Runaways comics are comics at their best, a case of the creators seizing every opportunity the medium offers, dreaming up rococo patter and continually surprising twists while investing their characters with rare agency and gravity.
Only handsome geek Alex (Rhenzy Feliz) — and you, the viewer — eagerly want to reunite these one-time pals. In his case, it’s because he’s got it bad for Nico. In ours, it’s because when two or three of the kids share a scene, Runaways suddenly pops. All their unsteady hormones, smart-ass dialogue, sullen teen resentments, tack-sharp costume design — the air between them combusts, something like what happens when Betty and Veronica team up on Riverdale, another shambling show that on occasion can thrill. The young performers ace every swoon, carp, side-eye or moment of sweaty, awkward turned-on confusion. And when this crew at last stumbles upon a secret passageway in the room where their parents are supposed to be having some sort of meeting for charity, well, Runaways seems poised at last to run.

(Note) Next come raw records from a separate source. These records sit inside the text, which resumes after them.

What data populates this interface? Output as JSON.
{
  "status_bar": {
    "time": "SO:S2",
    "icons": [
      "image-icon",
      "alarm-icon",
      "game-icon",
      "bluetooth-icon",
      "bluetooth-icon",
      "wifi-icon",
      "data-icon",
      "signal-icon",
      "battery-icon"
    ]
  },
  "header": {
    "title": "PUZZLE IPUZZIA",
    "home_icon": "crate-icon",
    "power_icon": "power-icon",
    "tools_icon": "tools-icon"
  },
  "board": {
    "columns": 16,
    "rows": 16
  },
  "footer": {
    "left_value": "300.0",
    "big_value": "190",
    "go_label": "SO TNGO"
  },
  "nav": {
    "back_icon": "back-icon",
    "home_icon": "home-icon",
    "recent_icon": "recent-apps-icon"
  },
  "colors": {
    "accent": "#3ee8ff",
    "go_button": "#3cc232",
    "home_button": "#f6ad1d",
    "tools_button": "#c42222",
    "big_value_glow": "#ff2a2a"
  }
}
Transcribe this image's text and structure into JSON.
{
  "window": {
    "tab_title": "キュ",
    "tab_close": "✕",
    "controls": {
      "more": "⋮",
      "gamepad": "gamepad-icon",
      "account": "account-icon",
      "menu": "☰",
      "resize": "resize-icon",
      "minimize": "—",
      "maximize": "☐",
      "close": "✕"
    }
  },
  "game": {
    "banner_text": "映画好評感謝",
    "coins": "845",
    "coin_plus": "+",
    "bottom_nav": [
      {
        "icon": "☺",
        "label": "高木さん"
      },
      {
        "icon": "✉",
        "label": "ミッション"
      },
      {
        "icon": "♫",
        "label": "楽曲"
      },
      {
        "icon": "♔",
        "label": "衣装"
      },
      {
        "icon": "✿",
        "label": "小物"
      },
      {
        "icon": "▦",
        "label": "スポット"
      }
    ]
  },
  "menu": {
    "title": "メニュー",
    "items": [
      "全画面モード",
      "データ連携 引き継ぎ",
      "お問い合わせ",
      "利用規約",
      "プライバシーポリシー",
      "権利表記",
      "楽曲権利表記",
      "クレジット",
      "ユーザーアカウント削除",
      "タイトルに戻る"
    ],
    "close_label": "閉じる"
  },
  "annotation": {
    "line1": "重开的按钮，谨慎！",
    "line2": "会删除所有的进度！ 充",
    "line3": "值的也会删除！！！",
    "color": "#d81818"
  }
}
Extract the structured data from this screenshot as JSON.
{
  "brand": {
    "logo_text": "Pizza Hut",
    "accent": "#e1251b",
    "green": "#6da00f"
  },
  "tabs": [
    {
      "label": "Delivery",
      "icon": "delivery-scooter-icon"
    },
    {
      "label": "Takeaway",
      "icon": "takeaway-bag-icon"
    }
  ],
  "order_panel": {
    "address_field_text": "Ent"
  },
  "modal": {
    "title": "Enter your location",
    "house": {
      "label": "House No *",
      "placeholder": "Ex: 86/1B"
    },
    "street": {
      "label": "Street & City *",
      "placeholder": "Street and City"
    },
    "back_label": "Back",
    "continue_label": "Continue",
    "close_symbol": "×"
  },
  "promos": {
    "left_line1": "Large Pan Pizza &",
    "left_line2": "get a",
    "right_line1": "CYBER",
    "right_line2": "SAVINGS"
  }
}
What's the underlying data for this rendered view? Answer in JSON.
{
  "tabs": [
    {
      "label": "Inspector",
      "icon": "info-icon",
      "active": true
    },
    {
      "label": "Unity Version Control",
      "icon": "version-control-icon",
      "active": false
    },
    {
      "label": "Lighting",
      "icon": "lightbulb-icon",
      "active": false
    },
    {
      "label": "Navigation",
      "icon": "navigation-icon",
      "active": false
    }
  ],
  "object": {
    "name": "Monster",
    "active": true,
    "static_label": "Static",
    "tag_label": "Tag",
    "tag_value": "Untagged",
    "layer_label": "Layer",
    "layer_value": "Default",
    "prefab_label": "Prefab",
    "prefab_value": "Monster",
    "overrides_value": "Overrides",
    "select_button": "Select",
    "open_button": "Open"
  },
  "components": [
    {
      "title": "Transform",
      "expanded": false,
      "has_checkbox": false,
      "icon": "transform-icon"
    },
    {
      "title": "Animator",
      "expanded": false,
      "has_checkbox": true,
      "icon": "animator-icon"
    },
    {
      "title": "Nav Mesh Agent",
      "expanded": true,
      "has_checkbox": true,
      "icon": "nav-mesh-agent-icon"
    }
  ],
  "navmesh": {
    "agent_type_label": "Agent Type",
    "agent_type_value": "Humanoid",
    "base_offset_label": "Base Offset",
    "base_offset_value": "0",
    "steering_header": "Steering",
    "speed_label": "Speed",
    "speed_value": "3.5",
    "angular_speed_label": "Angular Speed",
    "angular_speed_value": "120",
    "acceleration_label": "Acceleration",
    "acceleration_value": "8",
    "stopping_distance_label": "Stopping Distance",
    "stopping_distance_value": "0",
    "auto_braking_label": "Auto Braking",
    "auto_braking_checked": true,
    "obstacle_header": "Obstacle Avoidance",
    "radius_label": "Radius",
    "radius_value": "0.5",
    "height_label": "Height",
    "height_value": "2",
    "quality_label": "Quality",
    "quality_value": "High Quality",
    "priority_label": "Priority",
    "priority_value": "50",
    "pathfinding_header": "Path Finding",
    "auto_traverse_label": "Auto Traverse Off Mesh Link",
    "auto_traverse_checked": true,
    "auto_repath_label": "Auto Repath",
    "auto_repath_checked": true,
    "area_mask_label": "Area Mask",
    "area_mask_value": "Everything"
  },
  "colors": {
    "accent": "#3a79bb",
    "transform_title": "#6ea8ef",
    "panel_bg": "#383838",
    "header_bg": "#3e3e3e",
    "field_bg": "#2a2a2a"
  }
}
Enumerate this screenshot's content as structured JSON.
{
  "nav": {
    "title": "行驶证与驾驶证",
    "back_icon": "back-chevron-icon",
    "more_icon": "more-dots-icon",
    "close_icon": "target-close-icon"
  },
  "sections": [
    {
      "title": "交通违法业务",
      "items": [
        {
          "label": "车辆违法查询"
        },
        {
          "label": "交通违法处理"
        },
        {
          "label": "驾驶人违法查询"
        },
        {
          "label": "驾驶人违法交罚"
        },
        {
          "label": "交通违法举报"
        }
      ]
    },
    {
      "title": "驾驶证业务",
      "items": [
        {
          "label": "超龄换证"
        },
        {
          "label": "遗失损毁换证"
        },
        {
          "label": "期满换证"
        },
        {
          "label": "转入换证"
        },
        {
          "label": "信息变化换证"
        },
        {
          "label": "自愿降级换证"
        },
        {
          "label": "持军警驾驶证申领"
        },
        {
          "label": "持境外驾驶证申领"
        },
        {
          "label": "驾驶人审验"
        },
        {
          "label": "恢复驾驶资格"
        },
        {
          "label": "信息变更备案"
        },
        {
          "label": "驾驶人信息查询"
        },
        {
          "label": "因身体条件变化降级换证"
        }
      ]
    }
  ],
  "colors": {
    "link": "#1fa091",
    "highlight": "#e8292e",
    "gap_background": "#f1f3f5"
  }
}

That pilot ends on a knockout to-be-continued. Then, when it is, the show becomes truly shocking. After a brief getaway scene, the second episode spends its first half hour flashing back to the lives of the runaways’ parents. Rather than show us the heroes doing the detective work to learn what the villains are up to, we get a full accounting of every little thing the villains did the day before the cliffhanger. It’s like if 30 minutes into E.T., after Elliott has hidden his new alien pal in his bedroom, Steven Spielberg cut to the absent father’s assignation in Mexico. Or if the second-ever Friends barely had the Friends in it at all and was instead about what the Friends' parents did the day the Friends became Friends.This is the first time a Marvel TV show has stunned me: Why in the era of binge-able continued-narrative TV series would the producers kill dead their momentum? How could they so wildly misapprehend the appeal of their own premise?
That’s not to say that the actors playing the parents fail or that some of these scenes aren’t perfectly acceptable superhero TV drama. And there’s hope, unlike with the Inhumans series, that this could work: Nothing looks flimsy or silly, and the ensemble delights. But I’ll make you this bet: Even if you cheer through the pilot, there’s no way you’ll avoid checking your social feeds all through the second episode.
Things pick up, a little, in the third and fourth installments. The dinosaur shows up, the edges sharpen on the love triangles and the kids get proactive trying to figure out what their folks are up to. (And Molly and Karolina begin experimenting with their nascent superpowers.) But the proportions remain off, with the evil parents commanding far too much screen time — we’re expected to care about their affairs, for Gibborim’s sake. Our knowing what the villains are up to puts us ahead of the heroes, so we’re waiting around for them to catch up. And after four hours, Runaways seems nowhere close to living up to its title. The producers have this talented cast — and these first-rate characters — running in place, not running away.